Without including any pictures, give back all of the data exactly.

____ Data to process

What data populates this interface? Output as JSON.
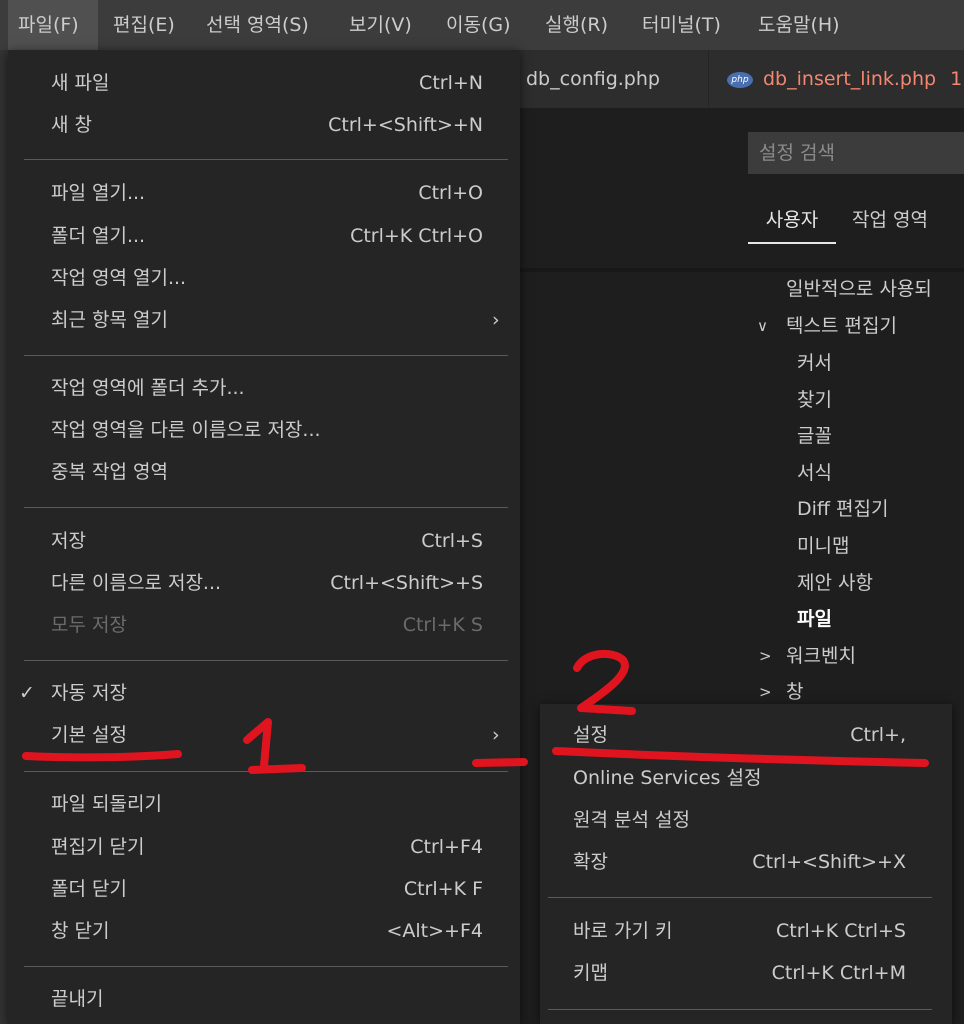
{
  "menubar": {
    "items": [
      "파일(F)",
      "편집(E)",
      "선택 영역(S)",
      "보기(V)",
      "이동(G)",
      "실행(R)",
      "터미널(T)",
      "도움말(H)"
    ]
  },
  "tabs": [
    {
      "label": "db_config.php"
    },
    {
      "label": "db_insert_link.php",
      "icon": "php-icon",
      "badge": "1",
      "color": "#f48771"
    }
  ],
  "settings": {
    "search_placeholder": "설정 검색",
    "tabs": [
      "사용자",
      "작업 영역"
    ],
    "toc": [
      {
        "label": "일반적으로 사용되"
      },
      {
        "label": "텍스트 편집기",
        "expanded": true
      },
      {
        "label": "커서"
      },
      {
        "label": "찾기"
      },
      {
        "label": "글꼴"
      },
      {
        "label": "서식"
      },
      {
        "label": "Diff 편집기"
      },
      {
        "label": "미니맵"
      },
      {
        "label": "제안 사항"
      },
      {
        "label": "파일",
        "selected": true
      },
      {
        "label": "워크벤치",
        "expanded": false
      },
      {
        "label": "창",
        "expanded": false
      }
    ]
  },
  "file_menu": {
    "items": [
      {
        "label": "새 파일",
        "shortcut": "Ctrl+N"
      },
      {
        "label": "새 창",
        "shortcut": "Ctrl+<Shift>+N"
      },
      {
        "label": "파일 열기...",
        "shortcut": "Ctrl+O"
      },
      {
        "label": "폴더 열기...",
        "shortcut": "Ctrl+K Ctrl+O"
      },
      {
        "label": "작업 영역 열기..."
      },
      {
        "label": "최근 항목 열기",
        "submenu": true
      },
      {
        "label": "작업 영역에 폴더 추가..."
      },
      {
        "label": "작업 영역을 다른 이름으로 저장..."
      },
      {
        "label": "중복 작업 영역"
      },
      {
        "label": "저장",
        "shortcut": "Ctrl+S"
      },
      {
        "label": "다른 이름으로 저장...",
        "shortcut": "Ctrl+<Shift>+S"
      },
      {
        "label": "모두 저장",
        "shortcut": "Ctrl+K S",
        "disabled": true
      },
      {
        "label": "자동 저장",
        "checked": true
      },
      {
        "label": "기본 설정",
        "submenu": true
      },
      {
        "label": "파일 되돌리기"
      },
      {
        "label": "편집기 닫기",
        "shortcut": "Ctrl+F4"
      },
      {
        "label": "폴더 닫기",
        "shortcut": "Ctrl+K F"
      },
      {
        "label": "창 닫기",
        "shortcut": "<Alt>+F4"
      },
      {
        "label": "끝내기"
      }
    ],
    "check_glyph": "✓",
    "submenu_glyph": "›"
  },
  "preferences_submenu": {
    "items": [
      {
        "label": "설정",
        "shortcut": "Ctrl+,"
      },
      {
        "label": "Online Services 설정"
      },
      {
        "label": "원격 분석 설정"
      },
      {
        "label": "확장",
        "shortcut": "Ctrl+<Shift>+X"
      },
      {
        "label": "바로 가기 키",
        "shortcut": "Ctrl+K Ctrl+S"
      },
      {
        "label": "키맵",
        "shortcut": "Ctrl+K Ctrl+M"
      }
    ]
  },
  "annotations": {
    "color": "#e0141e",
    "labels": [
      "1",
      "2"
    ]
  }
}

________

# The completed task:
What data populates this interface? Output as JSON.
{
  "menubar": {
    "items": [
      "파일(F)",
      "편집(E)",
      "선택 영역(S)",
      "보기(V)",
      "이동(G)",
      "실행(R)",
      "터미널(T)",
      "도움말(H)"
    ]
  },
  "tabs": [
    {
      "label": "db_config.php"
    },
    {
      "label": "db_insert_link.php",
      "icon": "php-icon",
      "badge": "1",
      "color": "#f48771"
    }
  ],
  "settings": {
    "search_placeholder": "설정 검색",
    "tabs": [
      "사용자",
      "작업 영역"
    ],
    "toc": [
      {
        "label": "일반적으로 사용되"
      },
      {
        "label": "텍스트 편집기",
        "expanded": true
      },
      {
        "label": "커서"
      },
      {
        "label": "찾기"
      },
      {
        "label": "글꼴"
      },
      {
        "label": "서식"
      },
      {
        "label": "Diff 편집기"
      },
      {
        "label": "미니맵"
      },
      {
        "label": "제안 사항"
      },
      {
        "label": "파일",
        "selected": true
      },
      {
        "label": "워크벤치",
        "expanded": false
      },
      {
        "label": "창",
        "expanded": false
      }
    ]
  },
  "file_menu": {
    "items": [
      {
        "label": "새 파일",
        "shortcut": "Ctrl+N"
      },
      {
        "label": "새 창",
        "shortcut": "Ctrl+<Shift>+N"
      },
      {
        "label": "파일 열기...",
        "shortcut": "Ctrl+O"
      },
      {
        "label": "폴더 열기...",
        "shortcut": "Ctrl+K Ctrl+O"
      },
      {
        "label": "작업 영역 열기..."
      },
      {
        "label": "최근 항목 열기",
        "submenu": true
      },
      {
        "label": "작업 영역에 폴더 추가..."
      },
      {
        "label": "작업 영역을 다른 이름으로 저장..."
      },
      {
        "label": "중복 작업 영역"
      },
      {
        "label": "저장",
        "shortcut": "Ctrl+S"
      },
      {
        "label": "다른 이름으로 저장...",
        "shortcut": "Ctrl+<Shift>+S"
      },
      {
        "label": "모두 저장",
        "shortcut": "Ctrl+K S",
        "disabled": true
      },
      {
        "label": "자동 저장",
        "checked": true
      },
      {
        "label": "기본 설정",
        "submenu": true
      },
      {
        "label": "파일 되돌리기"
      },
      {
        "label": "편집기 닫기",
        "shortcut": "Ctrl+F4"
      },
      {
        "label": "폴더 닫기",
        "shortcut": "Ctrl+K F"
      },
      {
        "label": "창 닫기",
        "shortcut": "<Alt>+F4"
      },
      {
        "label": "끝내기"
      }
    ],
    "check_glyph": "✓",
    "submenu_glyph": "›"
  },
  "preferences_submenu": {
    "items": [
      {
        "label": "설정",
        "shortcut": "Ctrl+,"
      },
      {
        "label": "Online Services 설정"
      },
      {
        "label": "원격 분석 설정"
      },
      {
        "label": "확장",
        "shortcut": "Ctrl+<Shift>+X"
      },
      {
        "label": "바로 가기 키",
        "shortcut": "Ctrl+K Ctrl+S"
      },
      {
        "label": "키맵",
        "shortcut": "Ctrl+K Ctrl+M"
      }
    ]
  },
  "annotations": {
    "color": "#e0141e",
    "labels": [
      "1",
      "2"
    ]
  }
}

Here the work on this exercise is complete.